"China certainly will contribute at world level to develop the earth observation for applications in the domain of agriculture, for the domain of health, for the domain of water management, in particular, also in the domain of disaster risk reduction, for instance, for extreme events linked to a climate change."
Attending the event were more than 60 delegates from China's Ministry of Science and Technology, Ministry of Natural Resources, Ministry of Ecology and Environment, China National Space Administration (CNSA), Chinese Academy of Sciences (CAS), China Meteorological Administration, among others.
Li Pengde, deputy director of China Geological Survey, presided over the opening ceremony of the Ministerial Summit on Friday.
At the GEO Week 2019, which is held between Monday and Saturday, the CNSA rolled out a platform for the sharing of data collected by 16m multispectral cameras of the Gaofen earth observation satellites.
"This is a great news. It's the beauty also of GEO because you are in a trusty environment. And we understand that China feel confident within GEO and as we have been opening in Europe the copy of data for the world. China is now opening the 16 metal observation data of the satellite for the world as well. So this is most welcome. This is really a matter," Ollier said.
China is developing quickly, said Gu Xingfa, researcher of the Aerospace Information Research Institute of CAS.
China will be the GEO 2020 Lead Co-Chair. "This could not be possible without worldwide acknowledgement of the country's contribution," he said.
His view was echoed by Mmboneni Muofhe, GEO South Africa Co-Chair.
Muofhe noted that China has contributed immensely in GEO. He said that since the establishment of GEO in its current form, China, South Africa, the European Commission and the United States have been Co-Chairs and also members of the executive committee, and they worked very well in terms of the contribution in GEO.
"And I'm quite pleased that China and partnership with South Africa has been very good in building GEO especially with regards to the benefits and the impact for the developing world."
For the next year for China's role in GEO, Muofhe said he believed it will be a success.
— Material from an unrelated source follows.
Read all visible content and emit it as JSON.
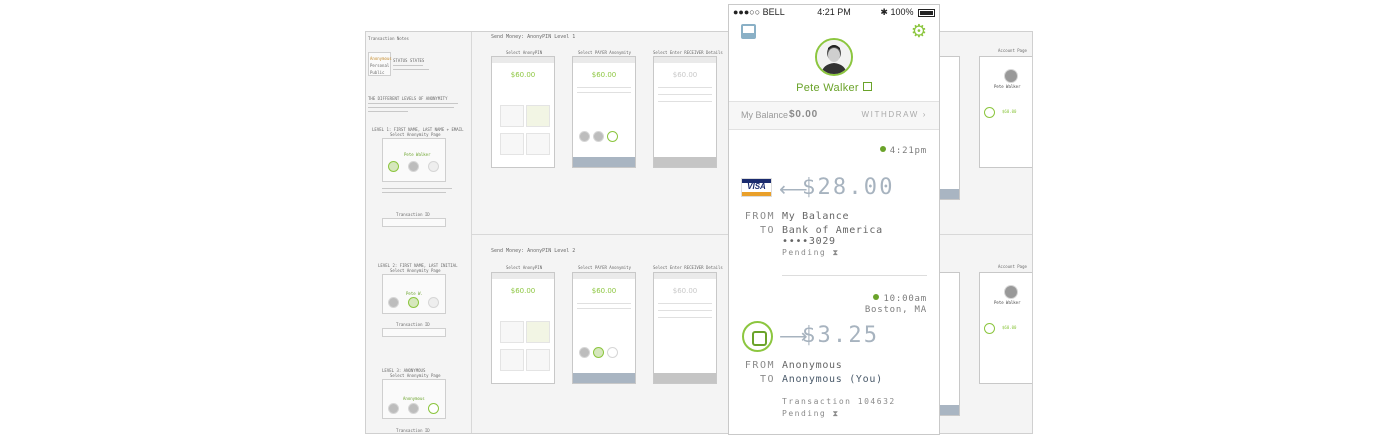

"I was also pleased that adding in the Lead Co-Chair, this year in 2019, I'm handling it over to China, who's now a Lead Co-Chair. And for me, I'm really quite pleased that I think the priorities that we have already said, that we are going to be built upon, and we can very much from my side confidently rely on China to take the whole commitment forward in terms of how GEO can actually continue to accelerate accessibility and availability of data.
The centerpiece of GEO Week 2019 is the Ministerial Summit on Friday, which is held once every four years. The theme of this year's Summit is "Earth observations: Investments in the digital economy."